|Tour||The 'Synchronicity' years 1983/84|
MONTREAL: Le Spectrum / Police in synch with intimate Spectrum crowd...Police in synch with intimate Spectrum crowd...
By show time every one who had passed the draconian security arrangements for last night's Police concert at the Spectrum were safely tucked inside, leaving many, many more standing out in the humid summer air, faced pressed to the huge glass doors.
Five minutes later, just before the band began taping their concert for international pay TV, Police manager Miles Copeland came to the front of the hall, gestured to the guards and a hundred kids who'd figured they'd missed their chance came scrambling through the turnstiles to take their places at history in the making.
The occasion was a rare opportunity to see and hear the Police in a hall that didn't require the use of binoculars and a fertile imagination.
Equally though, it was an opportunity for the Police drummer Stewart Copeland, drummer Andy Summers and bassist, singer and storm centre Sting, mightily augmented by a female vocal trio to rekindle their own imaginations in the face of a career that has lifted them from obscurity to the very pinnacle of contemporary musical success in four reality-bending years.
What transpired in the next couple of hours was a pop event to recapture the essential spirit of rock 'n' roll, a concert to confirm the near forgotten truth that music can change the world, and a great excuse to tie on your dancing shoes.
These three guys are not the Second Coming you understand. It just seems that way after suffering through the corporate greed, corruption and intellectual self-indulgence that was the bottom line for the international rock industry of the 1970s.
The Police have initiated a different order, a brave new world for rock and the business of rock as we stumble forward toward the end of the century, and they've done it by keeping their game small, by listening to their own voices and the voices of the kids on the street before making their own decisions.
They have, in effect, become the new mainstream and they could easily have played the Big O tomorrow night and escaped with the cash. But part of the Police appeal is their refusal to entrench themselves in a parody of their shamelessly appealing and cunningly simple pop reggae selves.
So they played for the fans last night (and smartly tied in an important video gig to boot) and tested the waters at club floor level for a new edition of the Police.
For the band that played last night in a rougher, bloodier and infinitely more exciting band than the glossy, note-perfect trio that has always appealed without ever stirring thoughts of glory.

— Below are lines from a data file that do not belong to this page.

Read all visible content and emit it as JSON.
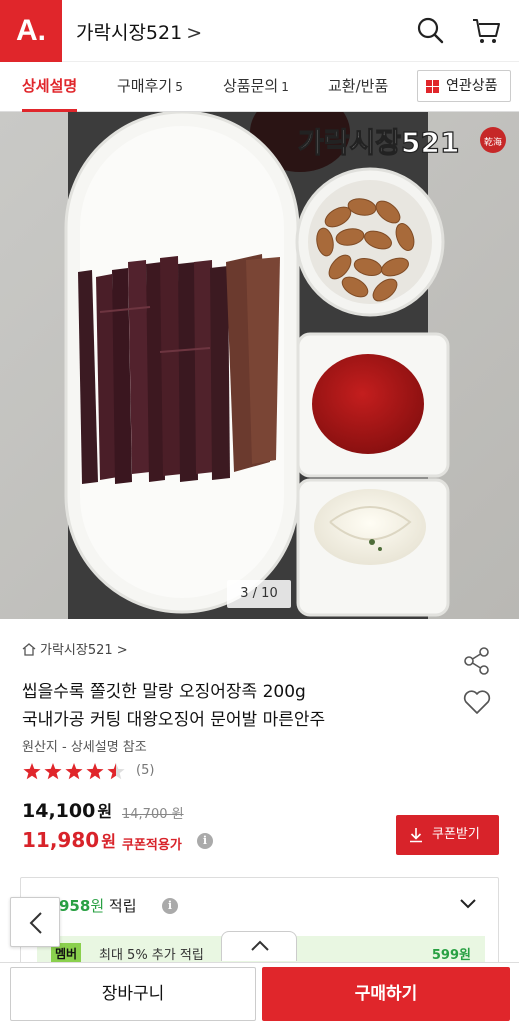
{
  "header": {
    "logo_text": "A.",
    "store_name": "가락시장521",
    "chevron": ">",
    "icons": [
      "search-icon",
      "cart-icon"
    ]
  },
  "tabs": [
    {
      "label": "상세설명",
      "count": "",
      "active": true
    },
    {
      "label": "구매후기",
      "count": "5",
      "active": false
    },
    {
      "label": "상품문의",
      "count": "1",
      "active": false
    },
    {
      "label": "교환/반품",
      "count": "",
      "active": false
    }
  ],
  "related_tab": {
    "label": "연관상품",
    "icon": "grid-icon"
  },
  "image": {
    "counter": "3 / 10",
    "overlay_brand": "가락시장521",
    "overlay_seal": "乾海"
  },
  "product": {
    "breadcrumb": "가락시장521",
    "breadcrumb_chevron": ">",
    "title_line1": "씹을수록 쫄깃한 말랑 오징어장족 200g",
    "title_line2": "국내가공 커팅 대왕오징어 문어발 마른안주",
    "origin": "원산지 - 상세설명 참조",
    "rating": 4.5,
    "review_count": "(5)",
    "price": "14,100",
    "price_unit": "원",
    "original_price": "14,700 원",
    "sale_price": "11,980",
    "sale_unit": "원",
    "coupon_applied": "쿠폰적용가",
    "coupon_button": "쿠폰받기"
  },
  "points": {
    "amount": "958",
    "unit": "원",
    "label": "적립",
    "member_badge": "멤버",
    "member_text": "최대 5% 추가 적립",
    "member_points": "599원"
  },
  "bottom_bar": {
    "cart_label": "장바구니",
    "buy_label": "구매하기"
  },
  "colors": {
    "brand": "#e0262b",
    "sale": "#d8232a",
    "points": "#29a043"
  }
}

All the stuff they played from the recent LP 'Synchronicity' sounded like anthems, be it the easy, distant sounds of 'Tea in the Sahara' (Paul Bowles would approve) or the heart-lifting 'Every Breath You Take', while the older material took on much more value than that of sheer nostalgia. It all worked.
¬© Montreal Gazette by John Griffin